Rather than a new age of democratic capitalism imagined by Reagan-era conservatives, we increasingly live in a world dominated by large companies. The overall revenues of Fortune 500 companies have risen from 58 percent of nominal GDP in 1994 to 73 percent in 2013. At the same time, small-business startups have declined as a portion of all business growth, from 50 percent in the early ’80s to 35 percent in 2010. Indeed, a 2014 Brookings report (PDF) revealed that small business “dynamism,” measured by the growth of new firms compared with the closing of older ones, has declined significantly over the past decade, with more firms closing than starting for the first time in a quarter-century. Only 35 percent of small-business owners, according to a recent survey by the National Small Business Association, express optimism about the economy.
This decline in entrepreneurial activity marks a historic turnaround. Start-up rates have fallen for young people in particular, dropping to the lowest levels in a quarter-century. At the same time the welfare state has expanded dramatically to the point that nearly half of all Americans now get payments from the federal government, notably through Medicare and Social Security. At the same time, the lack of grassroots economic activity may contribute to labor participation rates, now the lowest in almost four decades.

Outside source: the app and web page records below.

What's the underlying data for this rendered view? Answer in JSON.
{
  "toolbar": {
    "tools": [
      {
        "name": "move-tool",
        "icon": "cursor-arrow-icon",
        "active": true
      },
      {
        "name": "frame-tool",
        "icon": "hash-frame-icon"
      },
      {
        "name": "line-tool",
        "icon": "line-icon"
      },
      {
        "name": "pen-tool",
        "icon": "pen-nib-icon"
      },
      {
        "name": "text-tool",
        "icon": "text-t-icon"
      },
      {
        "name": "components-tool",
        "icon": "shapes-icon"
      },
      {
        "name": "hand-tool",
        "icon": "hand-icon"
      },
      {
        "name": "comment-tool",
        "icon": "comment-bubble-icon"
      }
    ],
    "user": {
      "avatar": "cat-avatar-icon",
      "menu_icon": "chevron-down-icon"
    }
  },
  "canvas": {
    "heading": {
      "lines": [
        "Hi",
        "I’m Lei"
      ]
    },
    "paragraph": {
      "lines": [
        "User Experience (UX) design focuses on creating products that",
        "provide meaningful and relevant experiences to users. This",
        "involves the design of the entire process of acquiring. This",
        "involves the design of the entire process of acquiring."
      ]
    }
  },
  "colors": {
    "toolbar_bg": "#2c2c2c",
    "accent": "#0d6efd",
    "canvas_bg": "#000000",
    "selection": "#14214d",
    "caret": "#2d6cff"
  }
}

The Obama administration’s progressive-sounding rhetoric may offend some of the thinner-skinned members of the oligarchy, but his economic policies—the bank bailouts, super-low interest rates, and growing federal power—have also improved the balance sheets of the corporate hegemons and the super-rich. In contrast, these policies do little, or less than little, for the yeoman class. Money today is made far more easily today by playing games with the market than making or selling on Main Street.